[Data about app and page elements]
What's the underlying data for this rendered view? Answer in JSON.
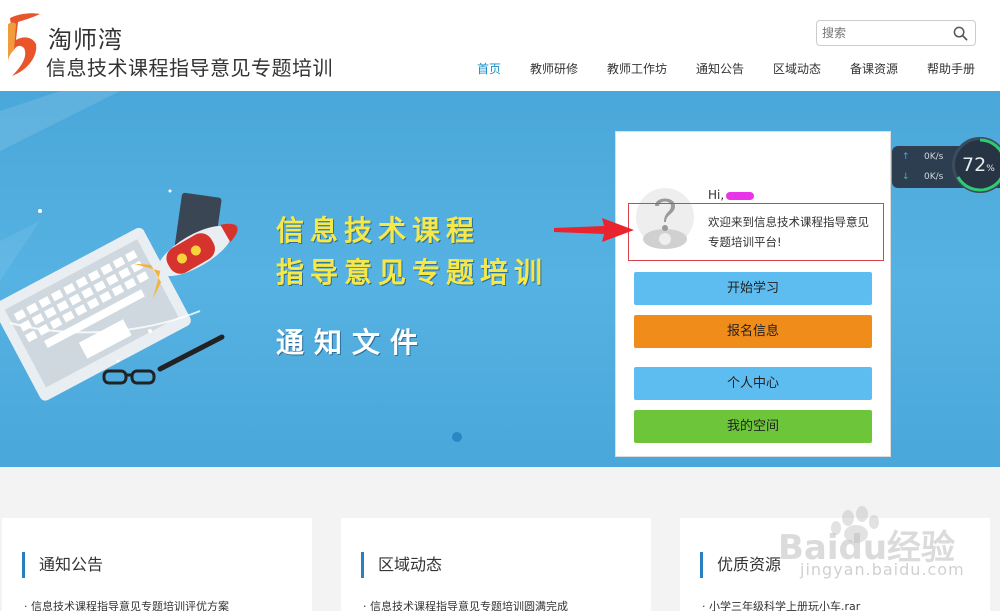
{
  "header": {
    "brand": "淘师湾",
    "subtitle": "信息技术课程指导意见专题培训",
    "search_placeholder": "搜索",
    "nav": [
      "首页",
      "教师研修",
      "教师工作坊",
      "通知公告",
      "区域动态",
      "备课资源",
      "帮助手册"
    ],
    "active_nav": "首页"
  },
  "banner": {
    "title_line1": "信息技术课程",
    "title_line2": "指导意见专题培训",
    "notice": "通知文件"
  },
  "panel": {
    "greeting": "Hi,",
    "welcome": "欢迎来到信息技术课程指导意见专题培训平台!",
    "buttons": {
      "start": "开始学习",
      "signup": "报名信息",
      "profile": "个人中心",
      "space": "我的空间"
    }
  },
  "speed": {
    "up": "0K/s",
    "down": "0K/s",
    "percent": "72",
    "percent_unit": "%"
  },
  "cards": [
    {
      "title": "通知公告",
      "item": "· 信息技术课程指导意见专题培训评优方案"
    },
    {
      "title": "区域动态",
      "item": "· 信息技术课程指导意见专题培训圆满完成"
    },
    {
      "title": "优质资源",
      "item": "· 小学三年级科学上册玩小车.rar"
    }
  ],
  "watermark": {
    "big": "Baidu经验",
    "url": "jingyan.baidu.com"
  },
  "colors": {
    "banner": "#56b2e2",
    "blue_button": "#5ebdf0",
    "orange_button": "#f08c1a",
    "green_button": "#6dc539",
    "nav_active": "#1a8fc9"
  }
}
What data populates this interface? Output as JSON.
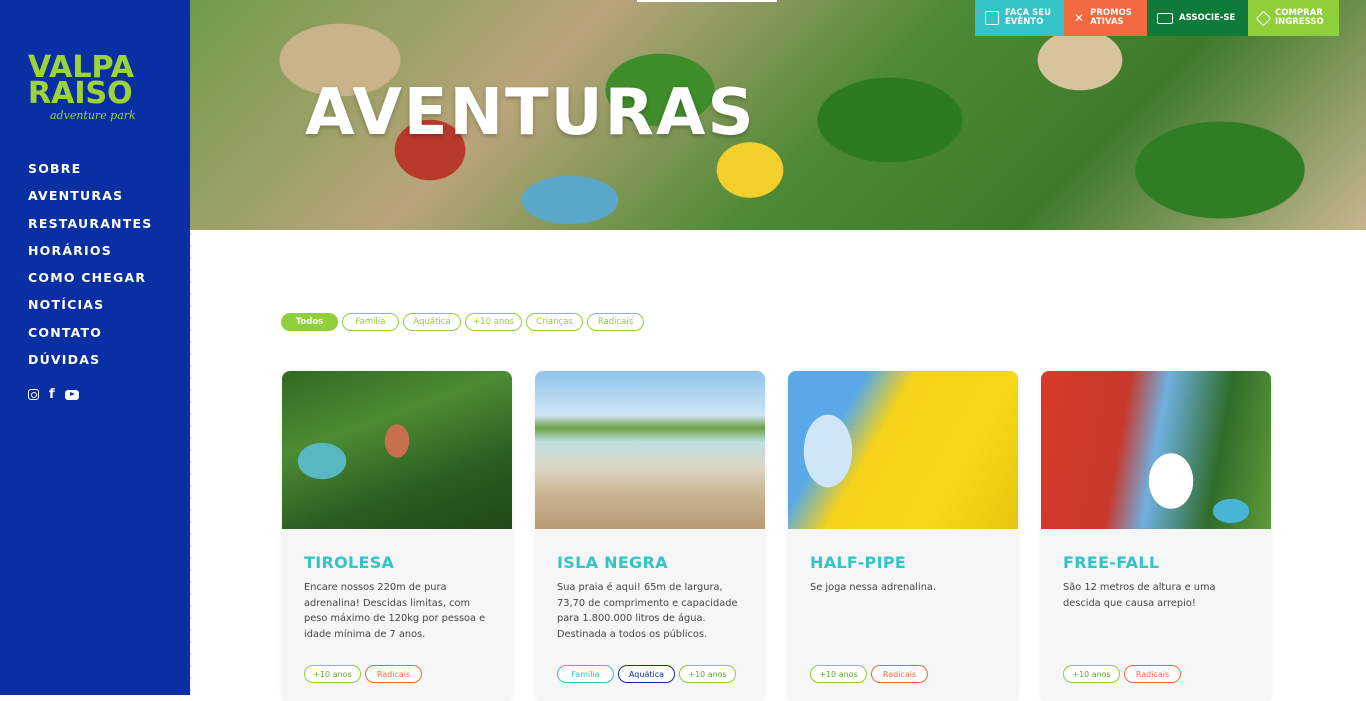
{
  "brand": {
    "logo_line1": "VALPA",
    "logo_line2": "RAISO",
    "logo_sub": "adventure park",
    "primary_color": "#0a2fa3",
    "accent_green": "#8fcf3a",
    "accent_teal": "#34c3c6"
  },
  "nav": {
    "items": [
      "SOBRE",
      "AVENTURAS",
      "RESTAURANTES",
      "HORÁRIOS",
      "COMO CHEGAR",
      "NOTÍCIAS",
      "CONTATO",
      "DÚVIDAS"
    ]
  },
  "social": [
    "instagram-icon",
    "facebook-icon",
    "youtube-icon"
  ],
  "hero": {
    "title": "AVENTURAS"
  },
  "top_actions": [
    {
      "line1": "FAÇA SEU",
      "line2": "EVENTO",
      "icon": "party-icon",
      "color": "#34c3c6"
    },
    {
      "line1": "PROMOS",
      "line2": "ATIVAS",
      "icon": "percent-icon",
      "color": "#f2683f"
    },
    {
      "line1": "ASSOCIE-SE",
      "line2": "",
      "icon": "id-card-icon",
      "color": "#0f7a3a"
    },
    {
      "line1": "COMPRAR",
      "line2": "INGRESSO",
      "icon": "ticket-icon",
      "color": "#8fcf3a"
    }
  ],
  "filters": [
    "Todos",
    "Família",
    "Aquática",
    "+10 anos",
    "Crianças",
    "Radicais"
  ],
  "active_filter": "Todos",
  "cards": [
    {
      "title": "TIROLESA",
      "description": "Encare nossos 220m de pura adrenalina! Descidas limitas, com peso máximo de 120kg por pessoa e idade mínima de 7 anos.",
      "tags": [
        "+10 anos",
        "Radicais"
      ]
    },
    {
      "title": "ISLA NEGRA",
      "description": "Sua praia é aqui! 65m de largura, 73,70 de comprimento e capacidade para 1.800.000 litros de água. Destinada a todos os públicos.",
      "tags": [
        "Família",
        "Aquática",
        "+10 anos"
      ]
    },
    {
      "title": "HALF-PIPE",
      "description": "Se joga nessa adrenalina.",
      "tags": [
        "+10 anos",
        "Radicais"
      ]
    },
    {
      "title": "FREE-FALL",
      "description": "São 12 metros de altura e uma descida que causa arrepio!",
      "tags": [
        "+10 anos",
        "Radicais"
      ]
    }
  ]
}
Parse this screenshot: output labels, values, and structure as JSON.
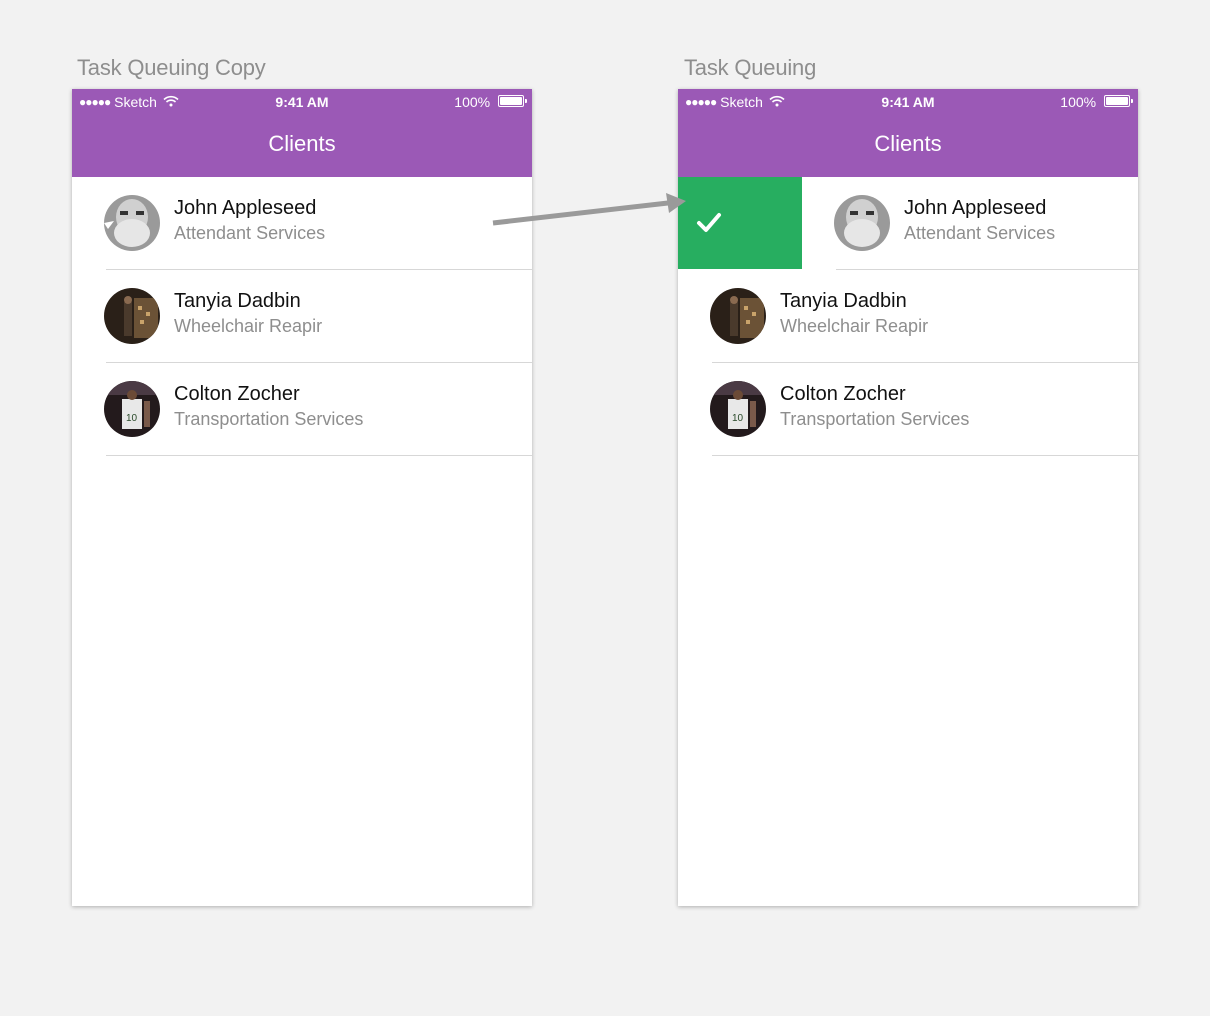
{
  "artboards": [
    {
      "label": "Task Queuing Copy",
      "status": {
        "carrier": "Sketch",
        "dots": "●●●●●",
        "time": "9:41 AM",
        "battery": "100%"
      },
      "nav_title": "Clients",
      "rows": [
        {
          "name": "John Appleseed",
          "service": "Attendant Services"
        },
        {
          "name": "Tanyia Dadbin",
          "service": "Wheelchair Reapir"
        },
        {
          "name": "Colton Zocher",
          "service": "Transportation Services"
        }
      ]
    },
    {
      "label": "Task Queuing",
      "status": {
        "carrier": "Sketch",
        "dots": "●●●●●",
        "time": "9:41 AM",
        "battery": "100%"
      },
      "nav_title": "Clients",
      "rows": [
        {
          "name": "John Appleseed",
          "service": "Attendant Services"
        },
        {
          "name": "Tanyia Dadbin",
          "service": "Wheelchair Reapir"
        },
        {
          "name": "Colton Zocher",
          "service": "Transportation Services"
        }
      ],
      "swipe_action_icon": "checkmark-icon"
    }
  ],
  "colors": {
    "nav_bar": "#9b59b6",
    "swipe_action": "#27ae60",
    "canvas": "#f2f2f2"
  },
  "icons": {
    "wifi": "wifi-icon",
    "battery": "battery-icon",
    "arrow": "flow-arrow-icon"
  }
}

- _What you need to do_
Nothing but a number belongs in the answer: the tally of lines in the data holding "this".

- _Task solution_
3